◆ Given records ◆
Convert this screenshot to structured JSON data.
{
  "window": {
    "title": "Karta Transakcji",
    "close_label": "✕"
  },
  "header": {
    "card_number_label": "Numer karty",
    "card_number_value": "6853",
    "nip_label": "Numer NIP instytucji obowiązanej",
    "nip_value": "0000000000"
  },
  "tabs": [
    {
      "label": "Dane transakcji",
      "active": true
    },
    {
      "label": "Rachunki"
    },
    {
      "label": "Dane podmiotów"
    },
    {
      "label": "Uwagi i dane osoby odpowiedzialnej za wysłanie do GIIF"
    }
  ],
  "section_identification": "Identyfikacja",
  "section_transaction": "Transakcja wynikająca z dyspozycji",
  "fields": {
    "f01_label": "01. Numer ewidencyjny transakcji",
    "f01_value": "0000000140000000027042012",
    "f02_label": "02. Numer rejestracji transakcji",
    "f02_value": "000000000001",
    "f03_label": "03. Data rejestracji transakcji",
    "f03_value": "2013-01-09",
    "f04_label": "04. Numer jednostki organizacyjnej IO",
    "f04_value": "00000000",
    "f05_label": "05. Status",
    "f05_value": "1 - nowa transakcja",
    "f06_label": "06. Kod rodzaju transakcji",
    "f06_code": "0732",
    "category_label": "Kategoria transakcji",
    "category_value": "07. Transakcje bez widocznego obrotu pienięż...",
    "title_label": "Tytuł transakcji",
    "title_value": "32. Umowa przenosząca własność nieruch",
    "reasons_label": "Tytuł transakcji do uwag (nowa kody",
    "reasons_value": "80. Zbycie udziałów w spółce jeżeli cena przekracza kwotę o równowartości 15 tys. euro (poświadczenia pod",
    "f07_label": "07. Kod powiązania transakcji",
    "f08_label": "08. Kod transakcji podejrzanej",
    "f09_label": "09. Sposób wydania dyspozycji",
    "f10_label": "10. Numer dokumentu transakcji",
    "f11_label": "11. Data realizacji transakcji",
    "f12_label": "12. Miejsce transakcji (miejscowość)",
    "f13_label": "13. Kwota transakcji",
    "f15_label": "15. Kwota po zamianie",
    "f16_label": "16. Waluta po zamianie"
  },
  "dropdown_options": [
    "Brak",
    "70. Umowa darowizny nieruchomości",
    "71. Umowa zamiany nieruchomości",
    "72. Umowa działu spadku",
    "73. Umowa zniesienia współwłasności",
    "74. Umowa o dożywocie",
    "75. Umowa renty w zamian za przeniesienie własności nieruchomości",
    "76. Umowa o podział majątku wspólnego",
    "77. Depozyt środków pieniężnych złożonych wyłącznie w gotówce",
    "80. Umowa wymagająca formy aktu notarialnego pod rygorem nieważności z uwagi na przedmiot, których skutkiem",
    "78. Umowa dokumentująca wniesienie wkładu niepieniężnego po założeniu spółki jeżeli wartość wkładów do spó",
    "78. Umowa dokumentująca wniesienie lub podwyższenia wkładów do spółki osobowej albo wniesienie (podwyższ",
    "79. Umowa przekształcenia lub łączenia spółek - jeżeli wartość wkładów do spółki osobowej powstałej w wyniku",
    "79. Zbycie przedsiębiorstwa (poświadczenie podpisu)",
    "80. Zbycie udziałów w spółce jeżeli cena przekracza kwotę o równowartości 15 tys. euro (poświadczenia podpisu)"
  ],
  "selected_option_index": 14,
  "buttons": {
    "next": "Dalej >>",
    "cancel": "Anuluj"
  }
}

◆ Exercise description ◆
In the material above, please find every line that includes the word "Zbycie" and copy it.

◆ Response ◆
    "reasons_value": "80. Zbycie udziałów w spółce jeżeli cena przekracza kwotę o równowartości 15 tys. euro (poświadczenia pod",
    "79. Zbycie przedsiębiorstwa (poświadczenie podpisu)",
    "80. Zbycie udziałów w spółce jeżeli cena przekracza kwotę o równowartości 15 tys. euro (poświadczenia podpisu)"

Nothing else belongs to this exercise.